(Website and app data records)
Content starts

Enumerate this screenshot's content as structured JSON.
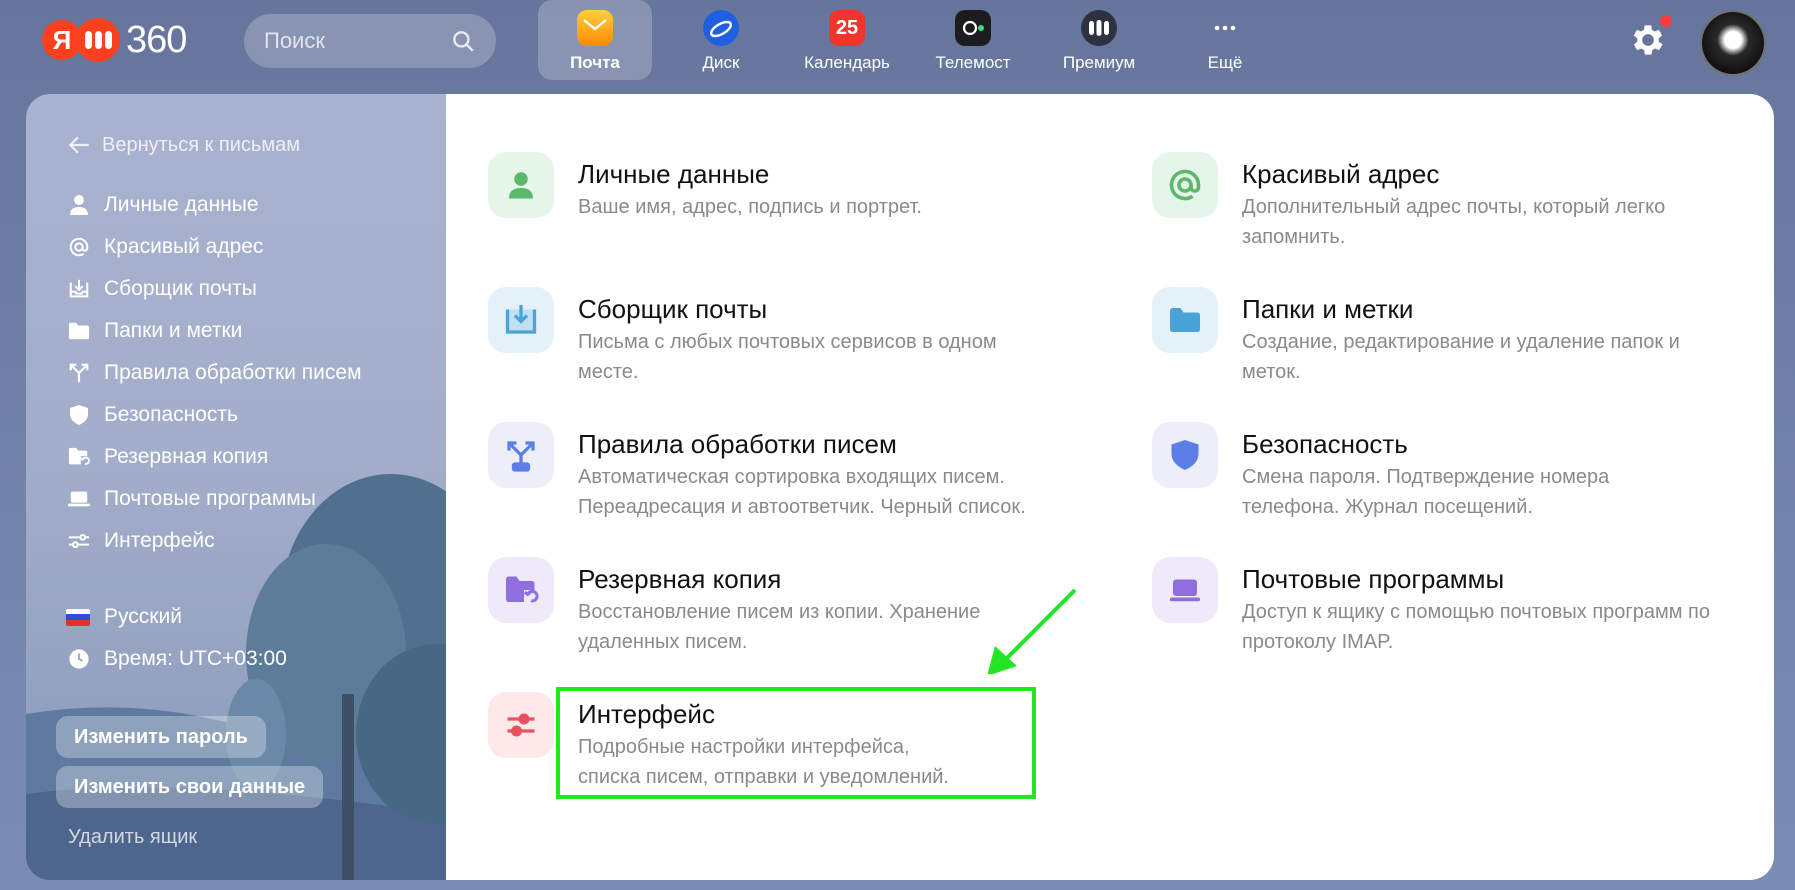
{
  "header": {
    "logo": {
      "letter": "Я",
      "text": "360"
    },
    "search": {
      "placeholder": "Поиск"
    },
    "apps": [
      {
        "label": "Почта",
        "icon": "mail-icon",
        "active": true
      },
      {
        "label": "Диск",
        "icon": "disk-icon"
      },
      {
        "label": "Календарь",
        "icon": "calendar-icon",
        "badge": "25"
      },
      {
        "label": "Телемост",
        "icon": "telemost-icon"
      },
      {
        "label": "Премиум",
        "icon": "premium-icon"
      },
      {
        "label": "Ещё",
        "icon": "more-icon"
      }
    ]
  },
  "sidebar": {
    "back_label": "Вернуться к письмам",
    "items": [
      {
        "label": "Личные данные",
        "icon": "person-icon"
      },
      {
        "label": "Красивый адрес",
        "icon": "at-icon"
      },
      {
        "label": "Сборщик почты",
        "icon": "inbox-download-icon"
      },
      {
        "label": "Папки и метки",
        "icon": "folder-icon"
      },
      {
        "label": "Правила обработки писем",
        "icon": "split-arrows-icon"
      },
      {
        "label": "Безопасность",
        "icon": "shield-icon"
      },
      {
        "label": "Резервная копия",
        "icon": "backup-folder-icon"
      },
      {
        "label": "Почтовые программы",
        "icon": "laptop-icon"
      },
      {
        "label": "Интерфейс",
        "icon": "sliders-icon"
      }
    ],
    "language": "Русский",
    "timezone": "Время: UTC+03:00",
    "change_password": "Изменить пароль",
    "change_data": "Изменить свои данные",
    "delete_mailbox": "Удалить ящик"
  },
  "cards": [
    {
      "title": "Личные данные",
      "desc": "Ваше имя, адрес, подпись и портрет.",
      "icon": "person-icon",
      "color": "#5cb86a"
    },
    {
      "title": "Красивый адрес",
      "desc": "Дополнительный адрес почты, который легко запомнить.",
      "icon": "at-icon",
      "color": "#5cb86a"
    },
    {
      "title": "Сборщик почты",
      "desc": "Письма с любых почтовых сервисов в одном месте.",
      "icon": "inbox-download-icon",
      "color": "#4aa3d8"
    },
    {
      "title": "Папки и метки",
      "desc": "Создание, редактирование и удаление папок и меток.",
      "icon": "folder-icon",
      "color": "#4aa3d8"
    },
    {
      "title": "Правила обработки писем",
      "desc": "Автоматическая сортировка входящих писем. Переадресация и автоответчик. Черный список.",
      "icon": "split-arrows-icon",
      "color": "#5b7fe6"
    },
    {
      "title": "Безопасность",
      "desc": "Смена пароля. Подтверждение номера телефона. Журнал посещений.",
      "icon": "shield-icon",
      "color": "#5b7fe6"
    },
    {
      "title": "Резервная копия",
      "desc": "Восстановление писем из копии. Хранение удаленных писем.",
      "icon": "backup-folder-icon",
      "color": "#8f6fe0"
    },
    {
      "title": "Почтовые программы",
      "desc": "Доступ к ящику с помощью почтовых программ по протоколу IMAP.",
      "icon": "laptop-icon",
      "color": "#8f6fe0"
    },
    {
      "title": "Интерфейс",
      "desc": "Подробные настройки интерфейса, списка писем, отправки и уведомлений.",
      "icon": "sliders-icon",
      "color": "#e8525f"
    }
  ],
  "colors": {
    "accent_highlight": "#22e622",
    "yandex_red": "#fc3f1d"
  }
}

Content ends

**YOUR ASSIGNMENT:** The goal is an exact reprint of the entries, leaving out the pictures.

**REPLY TO THE EXERCISE:**
Enumerate this screenshot's content as structured JSON.
{
  "header": {
    "logo": {
      "letter": "Я",
      "text": "360"
    },
    "search": {
      "placeholder": "Поиск"
    },
    "apps": [
      {
        "label": "Почта",
        "icon": "mail-icon",
        "active": true
      },
      {
        "label": "Диск",
        "icon": "disk-icon"
      },
      {
        "label": "Календарь",
        "icon": "calendar-icon",
        "badge": "25"
      },
      {
        "label": "Телемост",
        "icon": "telemost-icon"
      },
      {
        "label": "Премиум",
        "icon": "premium-icon"
      },
      {
        "label": "Ещё",
        "icon": "more-icon"
      }
    ]
  },
  "sidebar": {
    "back_label": "Вернуться к письмам",
    "items": [
      {
        "label": "Личные данные",
        "icon": "person-icon"
      },
      {
        "label": "Красивый адрес",
        "icon": "at-icon"
      },
      {
        "label": "Сборщик почты",
        "icon": "inbox-download-icon"
      },
      {
        "label": "Папки и метки",
        "icon": "folder-icon"
      },
      {
        "label": "Правила обработки писем",
        "icon": "split-arrows-icon"
      },
      {
        "label": "Безопасность",
        "icon": "shield-icon"
      },
      {
        "label": "Резервная копия",
        "icon": "backup-folder-icon"
      },
      {
        "label": "Почтовые программы",
        "icon": "laptop-icon"
      },
      {
        "label": "Интерфейс",
        "icon": "sliders-icon"
      }
    ],
    "language": "Русский",
    "timezone": "Время: UTC+03:00",
    "change_password": "Изменить пароль",
    "change_data": "Изменить свои данные",
    "delete_mailbox": "Удалить ящик"
  },
  "cards": [
    {
      "title": "Личные данные",
      "desc": "Ваше имя, адрес, подпись и портрет.",
      "icon": "person-icon",
      "color": "#5cb86a"
    },
    {
      "title": "Красивый адрес",
      "desc": "Дополнительный адрес почты, который легко запомнить.",
      "icon": "at-icon",
      "color": "#5cb86a"
    },
    {
      "title": "Сборщик почты",
      "desc": "Письма с любых почтовых сервисов в одном месте.",
      "icon": "inbox-download-icon",
      "color": "#4aa3d8"
    },
    {
      "title": "Папки и метки",
      "desc": "Создание, редактирование и удаление папок и меток.",
      "icon": "folder-icon",
      "color": "#4aa3d8"
    },
    {
      "title": "Правила обработки писем",
      "desc": "Автоматическая сортировка входящих писем. Переадресация и автоответчик. Черный список.",
      "icon": "split-arrows-icon",
      "color": "#5b7fe6"
    },
    {
      "title": "Безопасность",
      "desc": "Смена пароля. Подтверждение номера телефона. Журнал посещений.",
      "icon": "shield-icon",
      "color": "#5b7fe6"
    },
    {
      "title": "Резервная копия",
      "desc": "Восстановление писем из копии. Хранение удаленных писем.",
      "icon": "backup-folder-icon",
      "color": "#8f6fe0"
    },
    {
      "title": "Почтовые программы",
      "desc": "Доступ к ящику с помощью почтовых программ по протоколу IMAP.",
      "icon": "laptop-icon",
      "color": "#8f6fe0"
    },
    {
      "title": "Интерфейс",
      "desc": "Подробные настройки интерфейса, списка писем, отправки и уведомлений.",
      "icon": "sliders-icon",
      "color": "#e8525f"
    }
  ],
  "colors": {
    "accent_highlight": "#22e622",
    "yandex_red": "#fc3f1d"
  }
}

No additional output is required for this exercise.